Welcome to my world, Ildefonso…Let me show you all the miracles accomplished with symbols…I will show you how to bathe in the swirling, magical river called Language. You can swim anywhere, meet anyone and anything, or just float on one of those lovely names. Let me open the door to this world that refused to let you in. (p. 45)

Seven years later, Schaller was reunited with Ildefonso. He was now fluid in sign and Schaller tried to get him to talk about his life before language. What was it like to not have language? What was it like to think without language? Ildefonso never answered these questions directly. Instead he took her to meet some old friends who also lacked language. The friends communicated almost exclusively through miming particular experiences and lacked the kind of cognitive functioning that Ildefonso now possessed. For them, Ildefonso had become an awe-inspiring figure. Schaller writes, “His leap to language dumbfounded them.…They considered him a genius and treated him with great respect. He had become the leader of the languageless clan” (p. 184-185).

On a WNYC Radiolab program (2010), Schaller explained that two years after this experience, she ran into Ildefonso and again tried to get him to directly talk about what it was like to not have language. She commented that he was again evasive and then added, “But the interesting thing that he said was he can’t even think that way anymore. He said he can’t think the way he used to think.” When Schaller pushed him to give some idea of what it was like, he responded, “I don’t know. I don’t remember.”


Can we claim our mind as our own? Ildefonso’s mind was so transformed by the acquisition of language that he cannot even think the way he used to; he cannot even remember what it was like to think, to live, to exist without language. Ildefonso’s mind, as it exists today, came into being through the acquisition of language. Ildefonso did not construct language. It was given to him. Language is a gift from society. A gift developed over thousands of years and, in Ildefonso’s case, bestowed through the patient efforts of one individual who could not refrain from sharing this gift.

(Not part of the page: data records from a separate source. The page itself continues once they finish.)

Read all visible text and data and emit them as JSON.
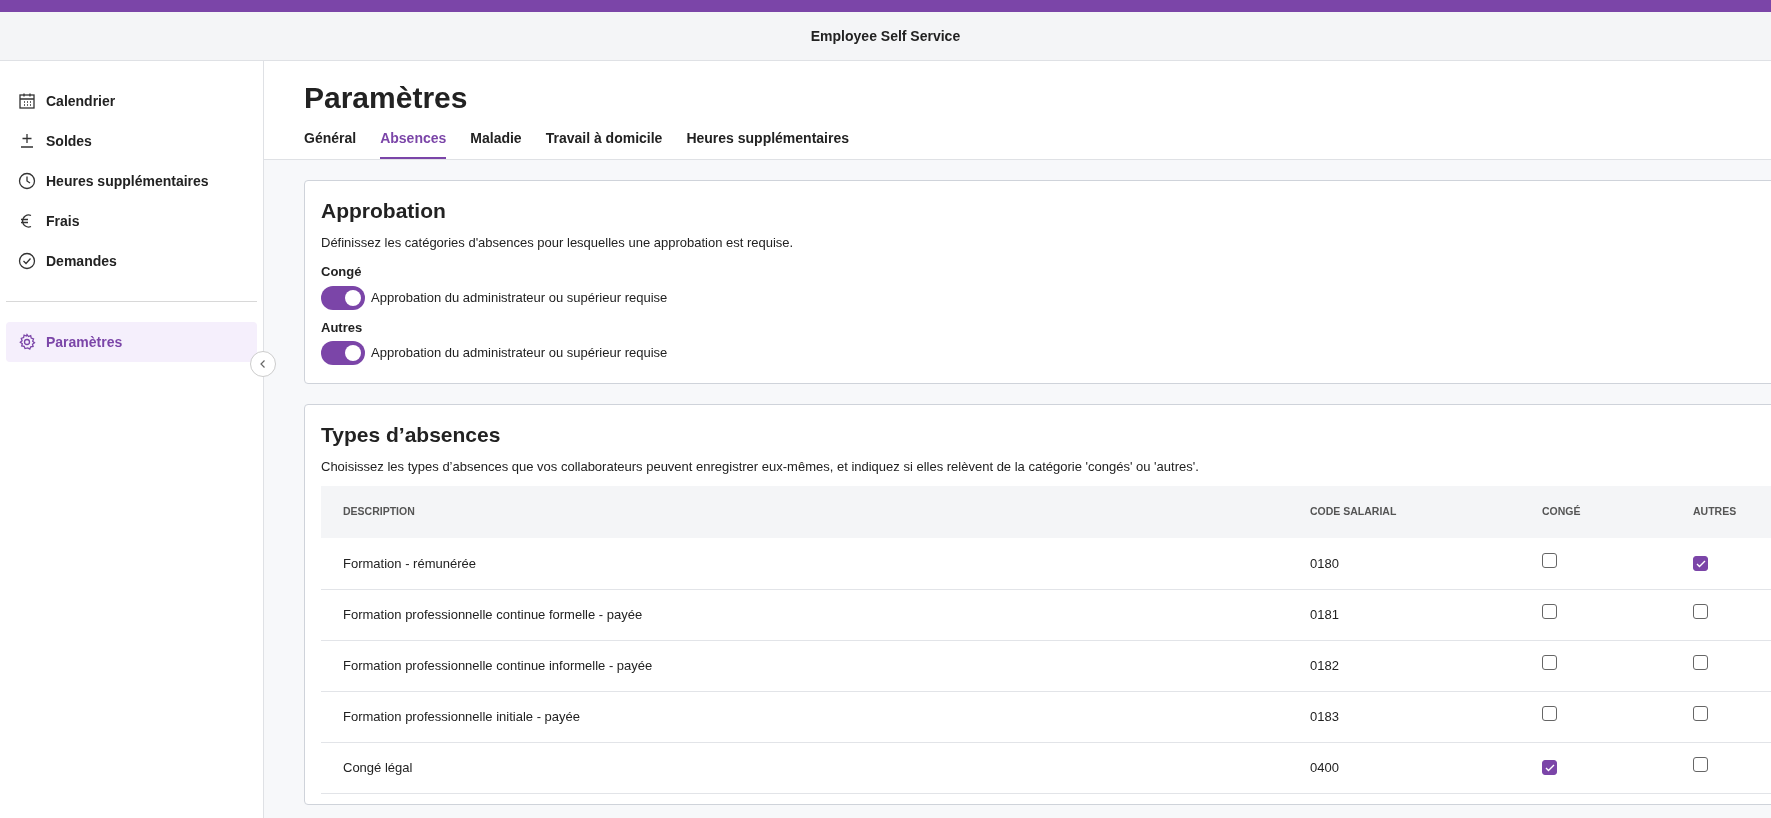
{
  "header": {
    "title": "Employee Self Service"
  },
  "sidebar": {
    "items": [
      {
        "label": "Calendrier",
        "kind": "calendar",
        "selected": false
      },
      {
        "label": "Soldes",
        "kind": "plusminus",
        "selected": false
      },
      {
        "label": "Heures supplémentaires",
        "kind": "clock",
        "selected": false
      },
      {
        "label": "Frais",
        "kind": "euro",
        "selected": false
      },
      {
        "label": "Demandes",
        "kind": "check",
        "selected": false
      }
    ],
    "bottom_items": [
      {
        "label": "Paramètres",
        "kind": "gear",
        "selected": true
      }
    ]
  },
  "page": {
    "title": "Paramètres",
    "tabs": [
      {
        "label": "Général",
        "selected": false
      },
      {
        "label": "Absences",
        "selected": true
      },
      {
        "label": "Maladie",
        "selected": false
      },
      {
        "label": "Travail à domicile",
        "selected": false
      },
      {
        "label": "Heures supplémentaires",
        "selected": false
      }
    ]
  },
  "approval": {
    "title": "Approbation",
    "description": "Définissez les catégories d'absences pour lesquelles une approbation est requise.",
    "settings": [
      {
        "label": "Congé",
        "toggle_label": "Approbation du administrateur ou supérieur requise",
        "on": true
      },
      {
        "label": "Autres",
        "toggle_label": "Approbation du administrateur ou supérieur requise",
        "on": true
      }
    ]
  },
  "absence_types": {
    "title": "Types d’absences",
    "description": "Choisissez les types d’absences que vos collaborateurs peuvent enregistrer eux-mêmes, et indiquez si elles relèvent de la catégorie 'congés' ou 'autres'.",
    "table": {
      "columns": [
        "DESCRIPTION",
        "CODE SALARIAL",
        "CONGÉ",
        "AUTRES"
      ],
      "rows": [
        {
          "description": "Formation - rémunérée",
          "code": "0180",
          "conge": false,
          "autres": true
        },
        {
          "description": "Formation professionnelle continue formelle - payée",
          "code": "0181",
          "conge": false,
          "autres": false
        },
        {
          "description": "Formation professionnelle continue informelle - payée",
          "code": "0182",
          "conge": false,
          "autres": false
        },
        {
          "description": "Formation professionnelle initiale - payée",
          "code": "0183",
          "conge": false,
          "autres": false
        },
        {
          "description": "Congé légal",
          "code": "0400",
          "conge": true,
          "autres": false
        }
      ]
    }
  }
}
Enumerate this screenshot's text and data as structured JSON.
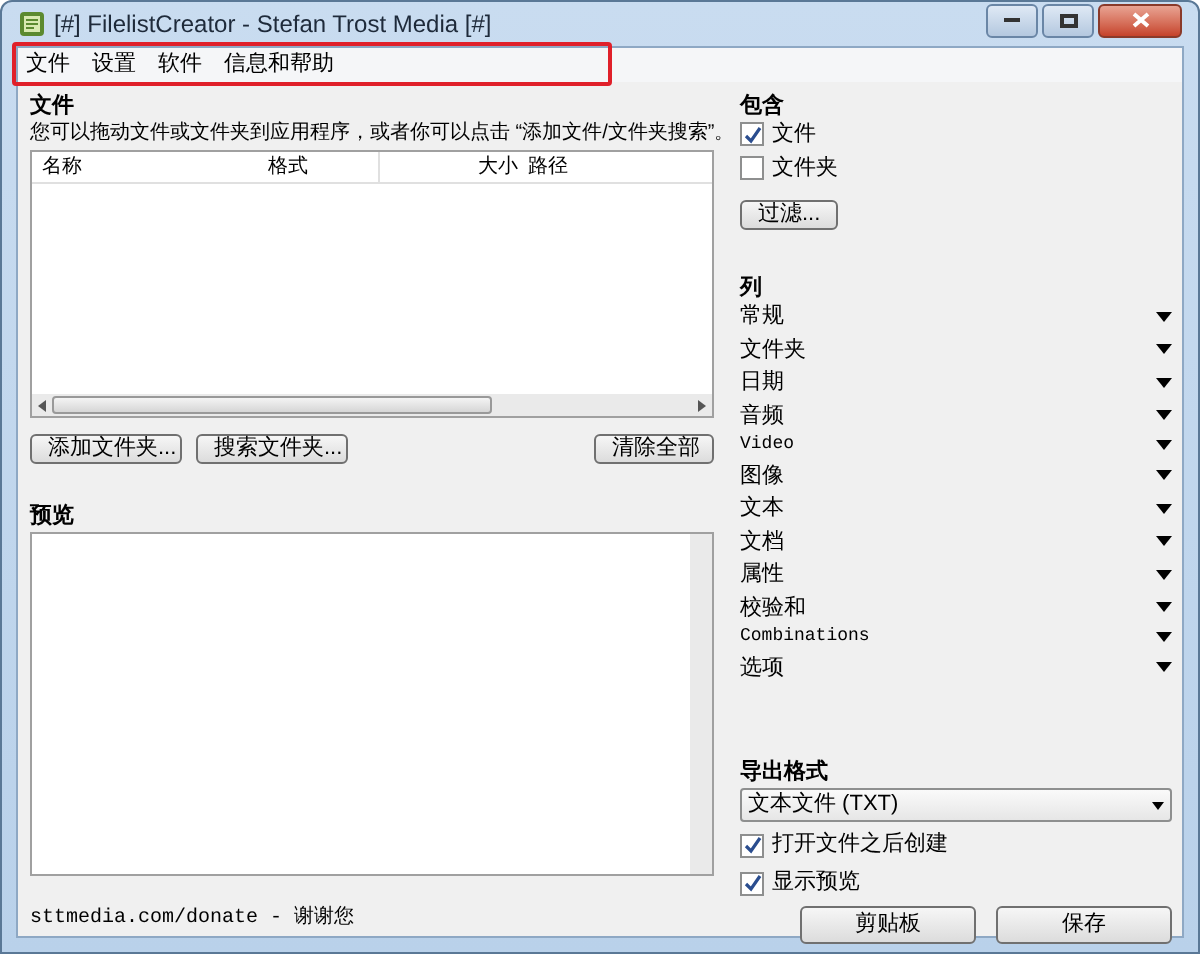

We are all in the same boat as Ildefonso. We owe a great debt to society for our minds. What would we be without language? What would our math minds be without algorithms? What would our science minds be without Newton’s laws, Einstein’s theories, and countless other concepts? What would our moral minds be without principles from religious or other value systems? Principles such as equality, compassion, justice, forgiveness, purity, and sacrifice. Could we even engage in moral reasoning without these? Could we engage in any reasoning without the mental tools bestowed upon us by society and culture? Can we really claim, of our own mind, “I built this!”?



Prawat, R. S. (2000). Dewey meets the “Mozart of psychology” in Moscow: The untold story. American Educational Research Journal, 37, 663-696.

Schaller, S. (1991). A man without words. New York: Summit Books.

Stigler, J. W. (1984). “Mental abacus”: The effect of abacus training on Chinese children’s mental calculation. Cognitive Psychology, 16, 145-176.

Vygotsky, L. (1978). Mind in society: The development of higher psychological processes. Cambridge, MA: Harvard University Press.

Vygotsky, L. (1986). Thought and language (A. Kozulin, trans.). Cambridge, MA: MIT Press.

WNYC. (2010, Aug 9). Radiolab: Words. Retrieved from